Arkansas’ highest court will follow a decision by the US Supreme Court concerning mandatory life sentences for juvenile offenders.
Following a US Supreme Court decision from June of last year that abolished mandatory life sentences without parole for juveniles, the Arkansas State Supreme Court has ordered a new sentencing hearing for Kuntrell Jackson, who was sentenced to life in prison without parole when he was 14. According to the Associate Press, Jackson’s case was one of the two presented to the US Supreme Court which led to their decision concerning the sentencing of juveniles.
The Arkansas Supreme Court Justices agreed unanimously on the decision concerning the resentencing of Jackson. Justice Josephine Linker Hart wrote, “We agree with the State’s concession that Jackson is entitled to the benefit of the (U.S.) Supreme Court’s opinion in his own case.” Both US Supreme Court Justices Stephen Breyer and Sonia Sotomayor pointed to Jackson’s case specifically in a separate opinion last year as well, stating that, “they would have gone even further than just getting rid of laws requiring mandatory life in prison without parole for juveniles like Jackson.” Breyer also said, “There is no basis for imposing a sentence of life without parole upon a juvenile who did not himself kill or intend to kill.” The Arkansas Justices also ruled that “Jackson may present evidence about his age and the nature of the crime during the hearing.”
27-year-old Jackson has been serving his sentence at a maximum security prison in Arkansas. He was sentenced to life in prison after an attempted robbery in 1999 lead to the shooting death of the store clerk.

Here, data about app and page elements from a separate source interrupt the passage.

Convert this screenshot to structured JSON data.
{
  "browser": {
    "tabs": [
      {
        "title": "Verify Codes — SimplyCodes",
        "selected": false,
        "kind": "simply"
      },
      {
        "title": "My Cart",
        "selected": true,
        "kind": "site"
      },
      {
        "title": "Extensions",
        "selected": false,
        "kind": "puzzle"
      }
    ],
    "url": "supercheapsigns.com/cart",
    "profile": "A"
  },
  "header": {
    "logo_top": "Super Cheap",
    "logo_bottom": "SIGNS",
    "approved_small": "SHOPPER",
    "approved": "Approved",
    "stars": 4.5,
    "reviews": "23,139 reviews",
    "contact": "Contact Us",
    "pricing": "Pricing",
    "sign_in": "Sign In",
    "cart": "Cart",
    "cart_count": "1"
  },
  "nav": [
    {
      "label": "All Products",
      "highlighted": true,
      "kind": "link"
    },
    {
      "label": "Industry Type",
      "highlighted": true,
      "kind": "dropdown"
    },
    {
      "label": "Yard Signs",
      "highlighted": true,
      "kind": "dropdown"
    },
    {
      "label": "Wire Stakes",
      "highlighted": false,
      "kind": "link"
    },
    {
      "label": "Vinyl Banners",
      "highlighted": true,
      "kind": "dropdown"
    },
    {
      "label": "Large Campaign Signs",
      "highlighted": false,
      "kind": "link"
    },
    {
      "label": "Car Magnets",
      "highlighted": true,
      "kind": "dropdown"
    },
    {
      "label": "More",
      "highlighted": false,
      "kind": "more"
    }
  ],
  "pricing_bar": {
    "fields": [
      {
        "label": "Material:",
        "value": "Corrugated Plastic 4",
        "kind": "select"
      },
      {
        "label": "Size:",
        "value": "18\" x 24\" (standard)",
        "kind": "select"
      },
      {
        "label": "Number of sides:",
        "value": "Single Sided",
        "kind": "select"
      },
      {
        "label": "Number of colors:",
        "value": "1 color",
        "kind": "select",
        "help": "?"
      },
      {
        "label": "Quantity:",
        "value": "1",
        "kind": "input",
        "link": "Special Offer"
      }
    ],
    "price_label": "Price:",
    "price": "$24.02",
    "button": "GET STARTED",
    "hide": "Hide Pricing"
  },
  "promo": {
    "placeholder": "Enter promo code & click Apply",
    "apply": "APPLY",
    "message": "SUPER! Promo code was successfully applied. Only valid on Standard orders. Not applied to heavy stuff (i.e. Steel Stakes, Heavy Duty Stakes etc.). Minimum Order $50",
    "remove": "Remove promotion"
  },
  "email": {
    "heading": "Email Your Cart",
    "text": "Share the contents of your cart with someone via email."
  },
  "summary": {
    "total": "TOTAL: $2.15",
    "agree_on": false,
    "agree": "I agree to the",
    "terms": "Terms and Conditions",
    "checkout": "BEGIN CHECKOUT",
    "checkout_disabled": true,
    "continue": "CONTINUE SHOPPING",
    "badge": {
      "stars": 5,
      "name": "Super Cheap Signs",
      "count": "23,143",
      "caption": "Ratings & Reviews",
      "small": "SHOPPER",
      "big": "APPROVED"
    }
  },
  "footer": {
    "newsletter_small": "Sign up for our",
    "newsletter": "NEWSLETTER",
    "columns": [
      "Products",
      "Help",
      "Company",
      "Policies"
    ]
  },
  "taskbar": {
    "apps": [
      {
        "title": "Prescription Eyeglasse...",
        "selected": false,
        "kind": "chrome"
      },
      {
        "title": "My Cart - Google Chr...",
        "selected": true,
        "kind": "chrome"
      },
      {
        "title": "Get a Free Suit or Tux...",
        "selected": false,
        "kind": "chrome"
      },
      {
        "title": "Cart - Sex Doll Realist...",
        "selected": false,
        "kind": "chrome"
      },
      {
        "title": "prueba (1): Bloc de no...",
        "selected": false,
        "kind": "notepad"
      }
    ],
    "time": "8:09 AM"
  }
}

Jackson did not shoot the clerk himself, but because he was present, and participated in the attempted robbery he was convicted of capital murder and aggravated robbery and given the sentence of life in prison without the possibility of parole.
Photo: Arkansas Department of Corrections